It’s even odder to know that celebrity-obsessed Obama didn’t know about the horse soldiers because Hollywood knows. According to a special report at the Daily Caller, “Secret Mission: The Horse Soldiers of 9/11,” “producer Jerry Bruckheimer is producing a future movie about America’s ‘Horse Soldiers.’”

The Daily Caller story begins:

It was the news the world breathlessly waited for immediately after the 9/11 terror attacks: a report of the first American troops on the ground in Afghanistan.

All at once the world’s attention focused on an iconic photo of those Special Operations Forces doing something no American military had done in nearly a century: They rode horses into combat.

Their secret mission: secure northern Afghanistan by advising the warring tribal factions that formed the Northern Alliance. During the 2011 Veterans Day Parade on November 11, a new monument to these men — and to all Americans in uniform — made its way down New York City’s famed Fifth Avenue on the way to its final home, a stone’s throw from Ground Zero.

What a fascinating, uplifting story. One that our President should never belittle with derision dripping from his lips to score political points.
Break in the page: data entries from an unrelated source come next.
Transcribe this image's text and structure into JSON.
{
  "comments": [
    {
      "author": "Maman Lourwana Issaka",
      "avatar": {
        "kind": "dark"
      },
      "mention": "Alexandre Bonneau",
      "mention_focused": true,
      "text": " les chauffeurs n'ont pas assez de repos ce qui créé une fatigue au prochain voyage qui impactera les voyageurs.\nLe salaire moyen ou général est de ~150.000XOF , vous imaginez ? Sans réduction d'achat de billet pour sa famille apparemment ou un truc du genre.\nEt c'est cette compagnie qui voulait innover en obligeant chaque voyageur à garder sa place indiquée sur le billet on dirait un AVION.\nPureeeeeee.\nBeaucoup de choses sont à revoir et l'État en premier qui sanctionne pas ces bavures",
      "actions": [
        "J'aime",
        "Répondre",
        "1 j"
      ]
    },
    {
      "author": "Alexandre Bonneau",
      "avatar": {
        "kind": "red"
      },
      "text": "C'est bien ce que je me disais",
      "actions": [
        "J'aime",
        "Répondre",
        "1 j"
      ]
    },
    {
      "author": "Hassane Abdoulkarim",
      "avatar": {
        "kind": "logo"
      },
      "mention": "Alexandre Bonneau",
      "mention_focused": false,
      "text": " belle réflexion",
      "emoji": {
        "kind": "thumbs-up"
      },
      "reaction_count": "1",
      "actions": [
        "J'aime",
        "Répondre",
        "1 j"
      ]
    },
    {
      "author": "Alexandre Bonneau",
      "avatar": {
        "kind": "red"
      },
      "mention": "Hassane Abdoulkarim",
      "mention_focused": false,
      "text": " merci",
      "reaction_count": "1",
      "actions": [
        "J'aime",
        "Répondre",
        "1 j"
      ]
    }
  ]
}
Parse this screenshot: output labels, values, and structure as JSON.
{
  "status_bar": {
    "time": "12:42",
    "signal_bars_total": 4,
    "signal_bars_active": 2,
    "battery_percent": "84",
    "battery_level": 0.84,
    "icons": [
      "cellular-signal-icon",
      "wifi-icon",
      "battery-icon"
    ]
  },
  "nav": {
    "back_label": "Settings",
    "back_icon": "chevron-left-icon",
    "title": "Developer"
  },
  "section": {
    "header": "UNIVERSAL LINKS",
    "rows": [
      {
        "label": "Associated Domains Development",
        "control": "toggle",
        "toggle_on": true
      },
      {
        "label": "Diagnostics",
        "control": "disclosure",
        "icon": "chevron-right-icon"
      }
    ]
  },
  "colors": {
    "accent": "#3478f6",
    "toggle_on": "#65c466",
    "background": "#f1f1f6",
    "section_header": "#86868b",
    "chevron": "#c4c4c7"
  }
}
In trying to make Romney look small, he mocked our heroes.

And in doing so, he proved he is a very small man with a large ignorance of military equipment.

(hat tip to @LifeOnAHorse for alerting me to the statue story. Follow the retired Navy man. And thanks to @MissSaraEliza for alerting me to the Daily Caller story.)
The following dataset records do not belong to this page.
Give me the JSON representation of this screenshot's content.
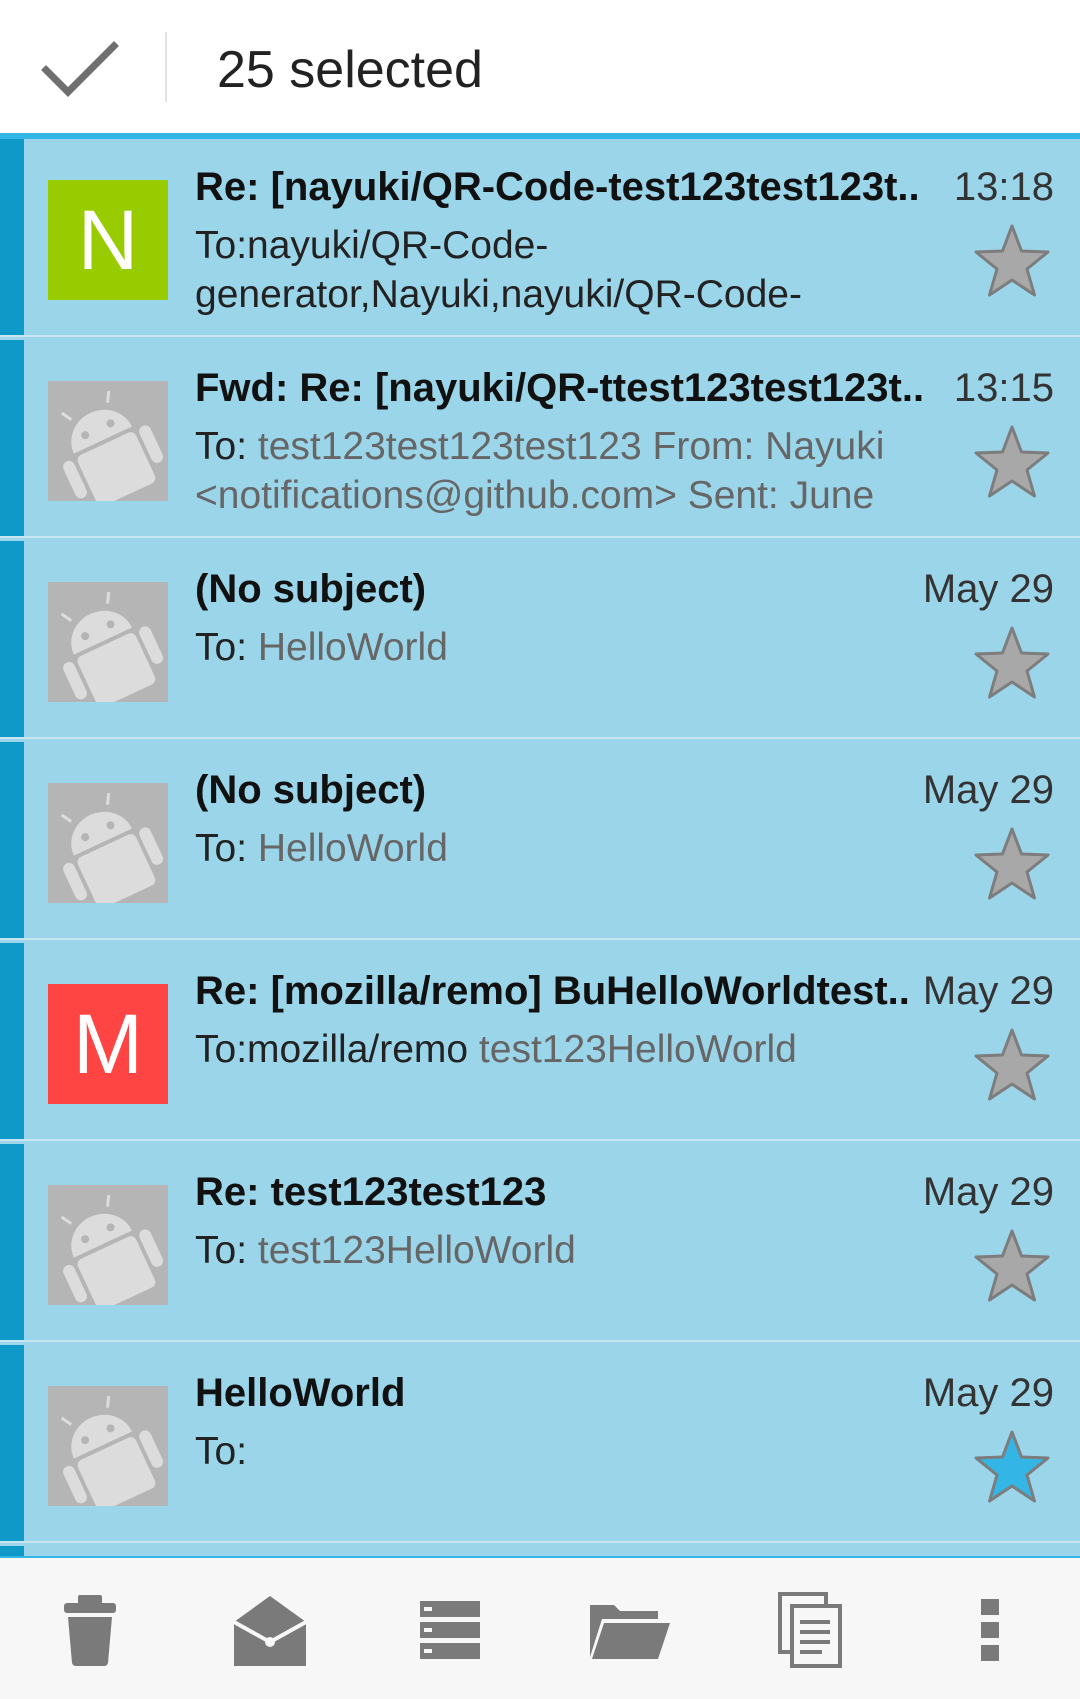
{
  "action_bar": {
    "title": "25 selected",
    "done_icon": "check-icon"
  },
  "messages": [
    {
      "subject": "Re: [nayuki/QR-Code-test123test123t..",
      "date": "13:18",
      "to_label": "To:",
      "to_value": "nayuki/QR-Code-generator,Nayuki,nayuki/QR-Code-",
      "preview": "",
      "avatar_type": "letter",
      "avatar_letter": "N",
      "avatar_color": "#99cc00",
      "starred": false
    },
    {
      "subject": "Fwd: Re: [nayuki/QR-ttest123test123t..",
      "date": "13:15",
      "to_label": "To: ",
      "to_value": "",
      "preview": "test123test123test123 From: Nayuki <notifications@github.com> Sent: June",
      "avatar_type": "android",
      "avatar_letter": "",
      "avatar_color": "#b8b8b8",
      "starred": false
    },
    {
      "subject": "(No subject)",
      "date": "May 29",
      "to_label": "To: ",
      "to_value": "",
      "preview": "HelloWorld",
      "avatar_type": "android",
      "avatar_letter": "",
      "avatar_color": "#b8b8b8",
      "starred": false
    },
    {
      "subject": "(No subject)",
      "date": "May 29",
      "to_label": "To: ",
      "to_value": "",
      "preview": "HelloWorld",
      "avatar_type": "android",
      "avatar_letter": "",
      "avatar_color": "#b8b8b8",
      "starred": false
    },
    {
      "subject": "Re: [mozilla/remo] BuHelloWorldtest..",
      "date": "May 29",
      "to_label": "To:",
      "to_value": "mozilla/remo ",
      "preview": "test123HelloWorld",
      "avatar_type": "letter",
      "avatar_letter": "M",
      "avatar_color": "#ff4444",
      "starred": false
    },
    {
      "subject": "Re: test123test123",
      "date": "May 29",
      "to_label": "To: ",
      "to_value": "",
      "preview": "test123HelloWorld",
      "avatar_type": "android",
      "avatar_letter": "",
      "avatar_color": "#b8b8b8",
      "starred": false
    },
    {
      "subject": "HelloWorld",
      "date": "May 29",
      "to_label": "To:",
      "to_value": "",
      "preview": "",
      "avatar_type": "android",
      "avatar_letter": "",
      "avatar_color": "#b8b8b8",
      "starred": true
    }
  ],
  "bottom_toolbar": [
    {
      "icon": "trash-icon"
    },
    {
      "icon": "mark-read-icon"
    },
    {
      "icon": "move-list-icon"
    },
    {
      "icon": "folder-icon"
    },
    {
      "icon": "copy-icon"
    },
    {
      "icon": "overflow-menu-icon"
    }
  ],
  "colors": {
    "accent": "#33b5e5",
    "selected_row": "#9bd5ea",
    "selection_bar": "#0e99c8",
    "star_off": "#a8a8a8",
    "star_on": "#33b5e5"
  }
}
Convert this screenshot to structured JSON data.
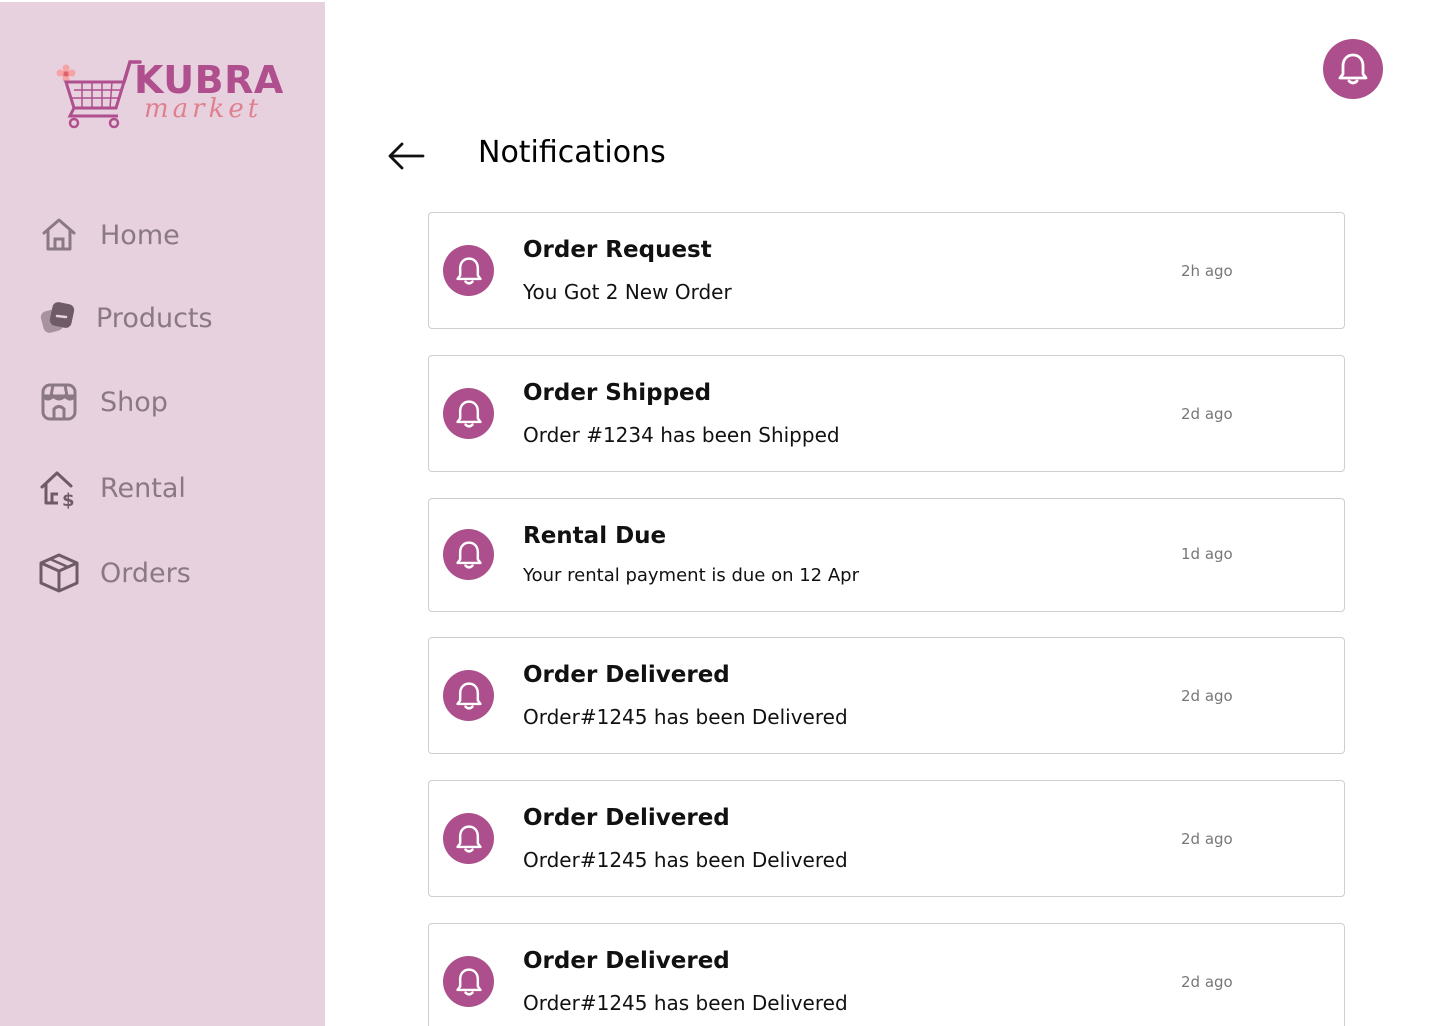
{
  "brand": {
    "name": "KUBRA",
    "subname": "market",
    "primary_color": "#ac4f8c",
    "sidebar_bg": "#e8d1df"
  },
  "sidebar": {
    "items": [
      {
        "label": "Home",
        "icon": "home-icon"
      },
      {
        "label": "Products",
        "icon": "products-icon"
      },
      {
        "label": "Shop",
        "icon": "shop-icon"
      },
      {
        "label": "Rental",
        "icon": "rental-icon"
      },
      {
        "label": "Orders",
        "icon": "orders-icon"
      }
    ]
  },
  "header": {
    "title": "Notifications",
    "back_icon": "back-arrow-icon",
    "bell_icon": "bell-icon"
  },
  "notifications": [
    {
      "title": "Order Request",
      "message": "You Got 2 New Order",
      "time": "2h ago"
    },
    {
      "title": "Order Shipped",
      "message": "Order #1234 has been Shipped",
      "time": "2d ago"
    },
    {
      "title": "Rental Due",
      "message": "Your rental payment is due on 12 Apr",
      "time": "1d ago"
    },
    {
      "title": "Order Delivered",
      "message": "Order#1245 has been Delivered",
      "time": "2d ago"
    },
    {
      "title": "Order Delivered",
      "message": "Order#1245 has been Delivered",
      "time": "2d ago"
    },
    {
      "title": "Order Delivered",
      "message": "Order#1245 has been Delivered",
      "time": "2d ago"
    }
  ]
}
UPDATE: @AnthonyBialy tweeted a story he found on the Fort Bragg, NC, training center for the horses. The HorseChannel.com post, “Military Mounts at Fort Bragg,” notes:

The rocky terrain found in remote areas of Afghanistan isn’t easy to traverse, even by jeep. Native horses become a mode of transportation. Pack animals, especially donkeys, also become familiar partners. For some of America’s elite troops, however, knowledge of horses and their four-legged relatives isn’t familiar territory. The first time they actually halter a horse, saddle it and ride it may be at Smith Lake Stables.

“That’s why the only horses we get, that the government buys, are what we call dead broke,” Rossignol says. “We can’t afford to have anyone get hurt.”

But there’s more to it than just learning about tacking up and riding a horse, Rossignol says. The troops also learn herd management and how to treat common equine health issues affecting equines.

“We teach them about anatomy and basic vet care,” he says. “That’s because many times these troops are working with the local people.”

That’s one side of the Special Forces that isn’t often seen by the Americans at home. In order to establish a good rapport with an agrarian or nomadic society, a Special Forces member might offer to help care for sick or injured animals owned by local peoples. It’s all part of spreading goodwill.

Yet despite the benefits of maintaining a select group of horses for military training, the horses associated with Fort Bragg have faced some budget cuts. Land originally used for pasture was deemed too valuable for grazing, and horses were moved from the actual military base to their current home at Smith Lake Stables, a few miles away.